◆ **REQUIRED ACTION**:
What number of lines in the entries below include the string "your"? Respond with that number alone.

(Dataset entries)
=======

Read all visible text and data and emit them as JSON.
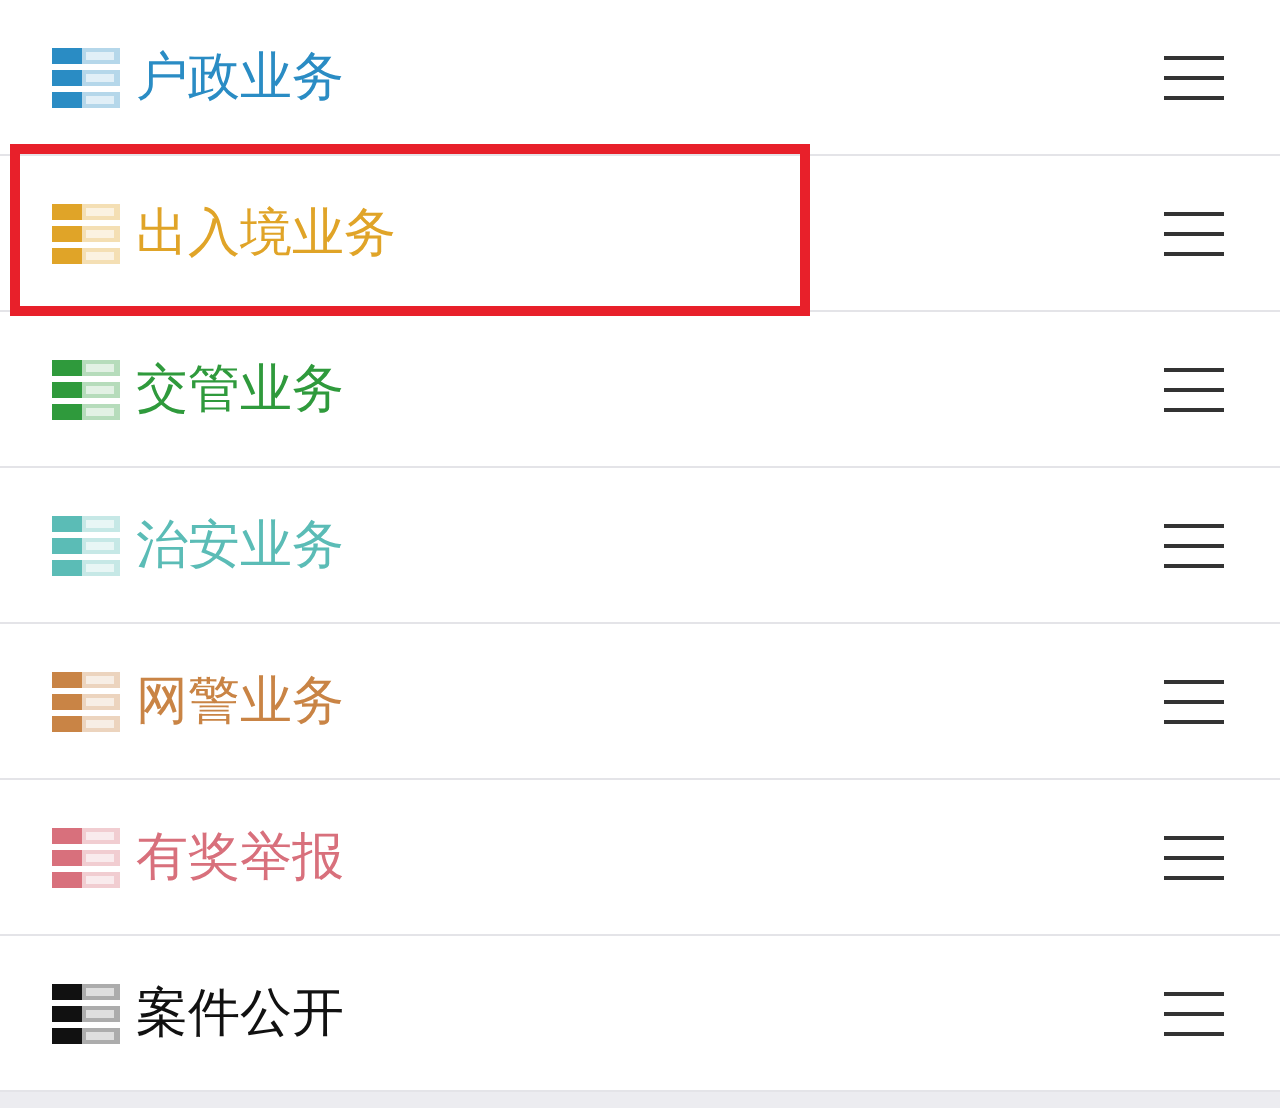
{
  "menu_items": [
    {
      "label": "户政业务",
      "color": "#2a8cc4",
      "selected": false
    },
    {
      "label": "出入境业务",
      "color": "#e0a428",
      "selected": true
    },
    {
      "label": "交管业务",
      "color": "#2f9a3c",
      "selected": false
    },
    {
      "label": "治安业务",
      "color": "#5bbcb6",
      "selected": false
    },
    {
      "label": "网警业务",
      "color": "#c98445",
      "selected": false
    },
    {
      "label": "有奖举报",
      "color": "#d8707c",
      "selected": false
    },
    {
      "label": "案件公开",
      "color": "#111111",
      "selected": false
    }
  ]
}
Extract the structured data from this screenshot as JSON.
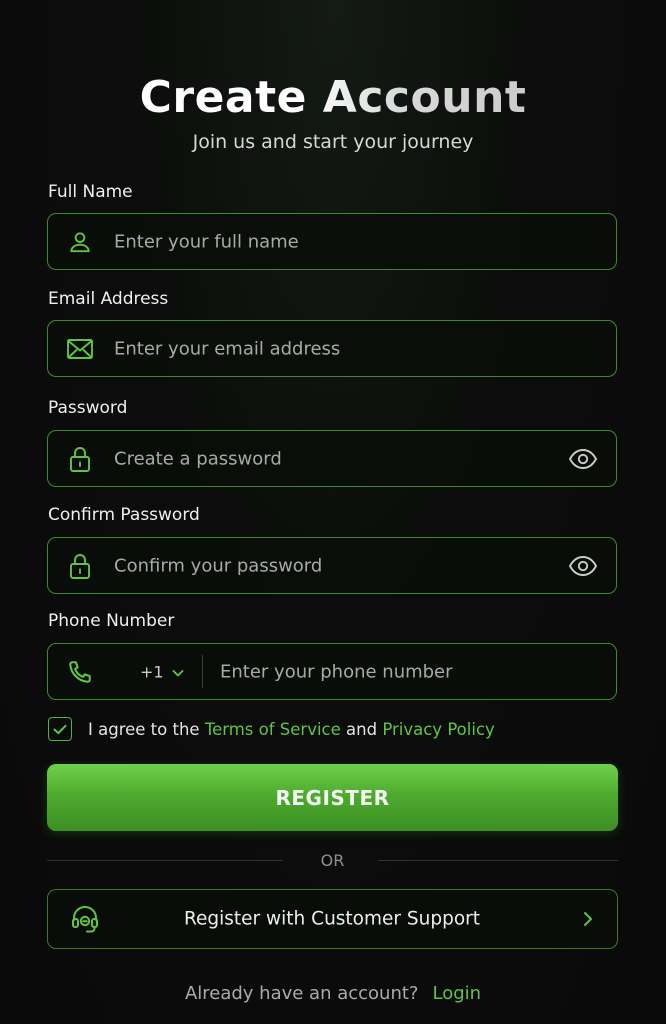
{
  "header": {
    "title": "Create Account",
    "subtitle": "Join us and start your journey"
  },
  "form": {
    "full_name": {
      "label": "Full Name",
      "placeholder": "Enter your full name",
      "icon": "user-icon"
    },
    "email": {
      "label": "Email Address",
      "placeholder": "Enter your email address",
      "icon": "envelope-icon"
    },
    "password": {
      "label": "Password",
      "placeholder": "Create a password",
      "icon": "lock-icon",
      "toggle_icon": "eye-icon"
    },
    "confirm_password": {
      "label": "Confirm Password",
      "placeholder": "Confirm your password",
      "icon": "lock-icon",
      "toggle_icon": "eye-icon"
    },
    "phone": {
      "label": "Phone Number",
      "country_code": "+1",
      "placeholder": "Enter your phone number",
      "icon": "phone-icon"
    },
    "agree": {
      "checked": true,
      "prefix": "I agree to the",
      "terms_link": "Terms of Service",
      "conjunction": "and",
      "privacy_link": "Privacy Policy"
    },
    "register_label": "REGISTER",
    "or_label": "OR",
    "support": {
      "label": "Register with Customer Support",
      "icon": "headset-icon"
    }
  },
  "footer": {
    "prompt": "Already have an account?",
    "login_label": "Login"
  },
  "colors": {
    "accent": "#5ec640",
    "border": "#3f8a2c",
    "background": "#0a0a0a"
  }
}
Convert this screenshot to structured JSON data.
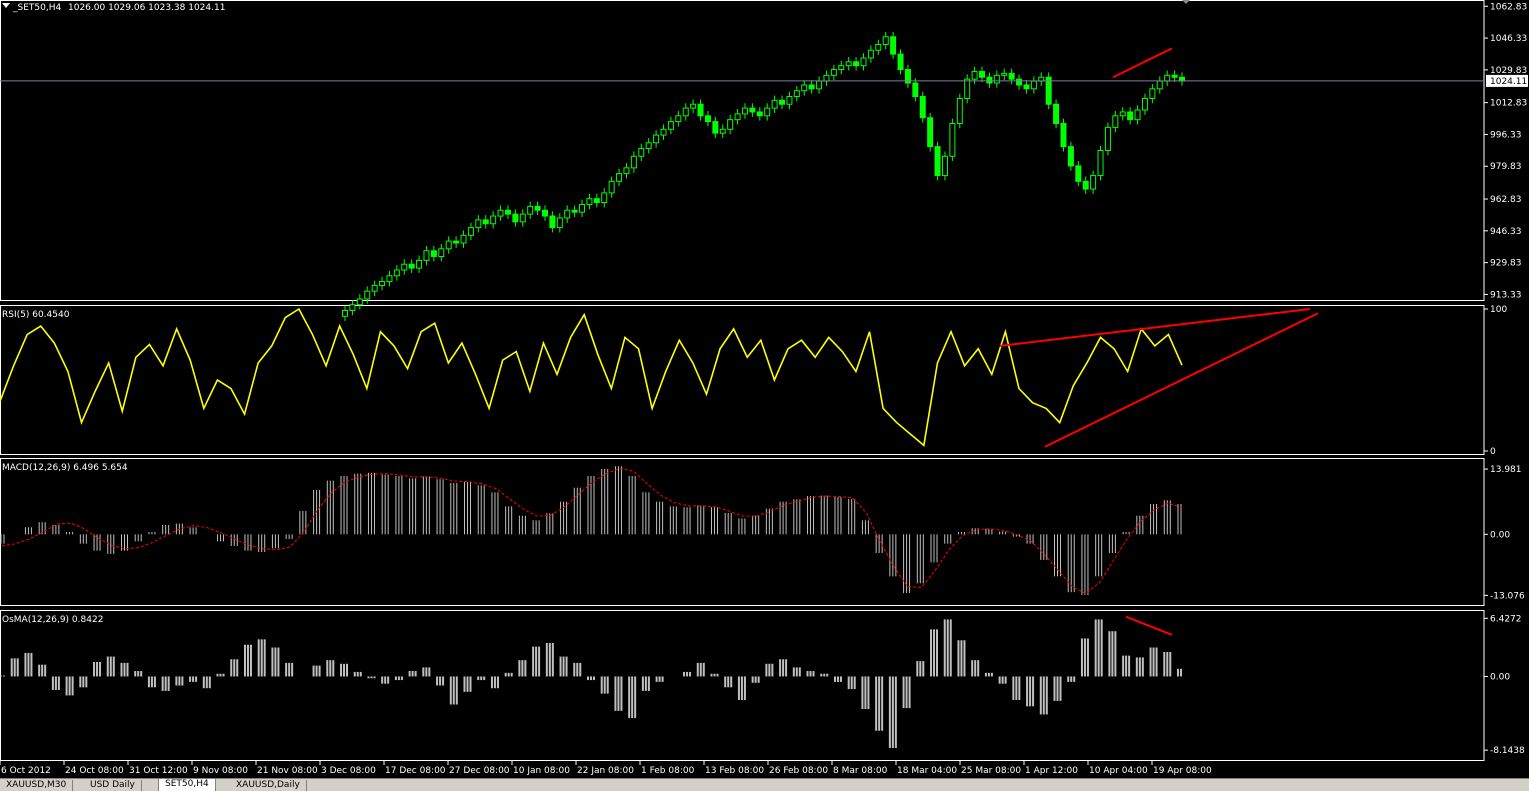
{
  "window": {
    "symbol_label": "_SET50,H4",
    "ohlc": "1026.00 1029.06 1023.38 1024.11",
    "current_price": "1024.11"
  },
  "tabs": [
    "XAUUSD,M30",
    "USD Daily",
    "SET50,H4",
    "XAUUSD,Daily"
  ],
  "active_tab": 2,
  "x_ticks": [
    "6 Oct 2012",
    "24 Oct 08:00",
    "31 Oct 12:00",
    "9 Nov 08:00",
    "21 Nov 08:00",
    "3 Dec 08:00",
    "17 Dec 08:00",
    "27 Dec 08:00",
    "10 Jan 08:00",
    "22 Jan 08:00",
    "1 Feb 08:00",
    "13 Feb 08:00",
    "26 Feb 08:00",
    "8 Mar 08:00",
    "18 Mar 04:00",
    "25 Mar 08:00",
    "1 Apr 12:00",
    "10 Apr 04:00",
    "19 Apr 08:00"
  ],
  "colors": {
    "background": "#000000",
    "candles": "#00ff00",
    "rsi": "#ffff00",
    "macd_bars": "#c0c0c0",
    "macd_signal": "#ff0000",
    "osma": "#c0c0c0",
    "trendline": "#ff0000",
    "text": "#ffffff"
  },
  "chart_data": [
    {
      "type": "candlestick",
      "title": "_SET50,H4",
      "y_ticks": [
        "1062.83",
        "1046.33",
        "1029.83",
        "1012.83",
        "996.33",
        "979.83",
        "962.83",
        "946.33",
        "929.83",
        "913.33"
      ],
      "ylim": [
        912,
        1064
      ],
      "current_price": 1024.11,
      "close": [
        905,
        908,
        911,
        915,
        918,
        920,
        923,
        926,
        929,
        927,
        931,
        936,
        933,
        937,
        941,
        940,
        944,
        948,
        952,
        950,
        954,
        957,
        955,
        951,
        955,
        959,
        957,
        954,
        948,
        953,
        957,
        956,
        960,
        963,
        961,
        966,
        972,
        976,
        979,
        985,
        989,
        992,
        996,
        999,
        1003,
        1006,
        1010,
        1012,
        1006,
        1003,
        997,
        999,
        1004,
        1007,
        1010,
        1008,
        1006,
        1010,
        1014,
        1012,
        1016,
        1019,
        1022,
        1020,
        1024,
        1027,
        1030,
        1032,
        1034,
        1032,
        1036,
        1040,
        1043,
        1047,
        1038,
        1030,
        1023,
        1016,
        1005,
        990,
        975,
        985,
        1002,
        1015,
        1025,
        1029,
        1026,
        1023,
        1027,
        1028,
        1025,
        1022,
        1020,
        1024,
        1026,
        1012,
        1002,
        990,
        980,
        972,
        968,
        975,
        988,
        1000,
        1006,
        1008,
        1004,
        1009,
        1015,
        1020,
        1024,
        1027,
        1026,
        1024.11
      ],
      "xlabel": "",
      "ylabel": "",
      "annotation": "red trendline rising across recent highs"
    },
    {
      "type": "line",
      "title": "RSI(5) 60.4540",
      "y_ticks": [
        "100",
        "0"
      ],
      "ylim": [
        0,
        100
      ],
      "values": [
        35,
        60,
        82,
        88,
        76,
        56,
        20,
        42,
        62,
        28,
        66,
        75,
        60,
        86,
        64,
        30,
        50,
        44,
        26,
        62,
        74,
        94,
        100,
        82,
        60,
        88,
        68,
        44,
        84,
        74,
        58,
        84,
        90,
        62,
        76,
        54,
        30,
        64,
        70,
        42,
        76,
        54,
        80,
        96,
        68,
        44,
        80,
        72,
        30,
        56,
        78,
        62,
        40,
        72,
        86,
        66,
        78,
        50,
        72,
        78,
        66,
        80,
        70,
        56,
        84,
        30,
        20,
        12,
        4,
        62,
        84,
        60,
        72,
        54,
        84,
        44,
        34,
        30,
        20,
        46,
        62,
        80,
        72,
        56,
        86,
        74,
        82,
        60.45
      ],
      "annotation": "red rising wedge trendlines"
    },
    {
      "type": "bar",
      "title": "MACD(12,26,9) 6.496 5.654",
      "y_ticks": [
        "13.981",
        "0.00",
        "-13.076"
      ],
      "ylim": [
        -14.5,
        15.5
      ],
      "series": [
        {
          "name": "MACD",
          "values": [
            -2,
            0,
            1.5,
            2.6,
            2,
            0.5,
            -2,
            -3.5,
            -4.2,
            -3.5,
            -1.5,
            0.5,
            2,
            2.3,
            1.5,
            0,
            -1.5,
            -2.5,
            -3.5,
            -3.8,
            -3,
            -1,
            5,
            9.5,
            11.5,
            12.5,
            13,
            13.2,
            12.8,
            12.5,
            12,
            12.4,
            11.8,
            11,
            11.2,
            10.5,
            9,
            6,
            4,
            3,
            4.5,
            7,
            10,
            12.5,
            14,
            14.6,
            12.5,
            9,
            7,
            6,
            5.8,
            6.2,
            5.8,
            4.6,
            3.4,
            4,
            5.5,
            7,
            7.5,
            8.2,
            8.3,
            8,
            7.6,
            3,
            -4,
            -9,
            -12.6,
            -10.5,
            -6,
            -2,
            0.5,
            1.3,
            1.2,
            0.6,
            -0.5,
            -2,
            -5.5,
            -9,
            -12.4,
            -13,
            -9,
            -4,
            0.5,
            4,
            6.5,
            7.3,
            6.496
          ]
        },
        {
          "name": "Signal",
          "values": [
            -2.5,
            -2,
            -1,
            0.5,
            2.2,
            2.4,
            1.2,
            -0.8,
            -2.4,
            -3.1,
            -2.8,
            -1.7,
            -0.2,
            1.2,
            1.9,
            1.4,
            0.3,
            -1.1,
            -2.3,
            -3.1,
            -3.3,
            -2.7,
            0.5,
            5.2,
            8.9,
            11.2,
            12.3,
            12.9,
            13,
            12.7,
            12.3,
            12.3,
            12,
            11.4,
            11.3,
            10.8,
            9.8,
            7.6,
            5.4,
            3.9,
            4.1,
            5.9,
            8.5,
            11.1,
            13,
            14.1,
            13.6,
            10.9,
            8.4,
            6.8,
            6.1,
            6.1,
            5.9,
            5,
            3.9,
            3.9,
            4.9,
            6.3,
            7.1,
            7.9,
            8.2,
            8.1,
            7.8,
            4.6,
            -1.6,
            -6.9,
            -11.2,
            -11.4,
            -7.8,
            -3.4,
            -0.3,
            1,
            1.2,
            0.8,
            -0.1,
            -1.5,
            -4.4,
            -7.8,
            -11.2,
            -12.7,
            -10.3,
            -5.6,
            -1,
            2.8,
            5.3,
            6.7,
            5.654
          ]
        }
      ]
    },
    {
      "type": "bar",
      "title": "OsMA(12,26,9) 0.8422",
      "y_ticks": [
        "6.4272",
        "0.00",
        "-8.1438"
      ],
      "ylim": [
        -8.9,
        6.9
      ],
      "values": [
        0.1,
        2,
        2.6,
        1.3,
        -1.5,
        -2.1,
        -1.2,
        1.6,
        2.2,
        1.5,
        0.6,
        -1.2,
        -1.6,
        -1,
        -0.6,
        -1.3,
        0.3,
        1.9,
        3.5,
        4.1,
        3.2,
        1.5,
        0,
        1.2,
        1.8,
        1.4,
        0.5,
        -0.2,
        -0.8,
        -0.4,
        0.6,
        1,
        -1,
        -3.1,
        -1.7,
        -0.4,
        -1.3,
        0.4,
        1.8,
        3.3,
        3.7,
        2.2,
        1.5,
        -0.4,
        -1.9,
        -3.8,
        -4.6,
        -1.6,
        -0.6,
        0,
        0.5,
        1.5,
        0.3,
        -1.2,
        -2.6,
        -0.7,
        1.4,
        1.9,
        1,
        0.6,
        0.3,
        -0.6,
        -1.4,
        -3.6,
        -6,
        -7.9,
        -3.5,
        1.7,
        5.2,
        6.3,
        4,
        1.8,
        0.4,
        -0.8,
        -2.6,
        -3.3,
        -4.2,
        -2.7,
        -0.6,
        4.2,
        6.3,
        5,
        2.3,
        2.1,
        3.2,
        2.7,
        0.8422
      ],
      "annotation": "red descending line on recent OsMA peaks"
    }
  ]
}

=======

◆ **EXERCISE OUTPUT**:
5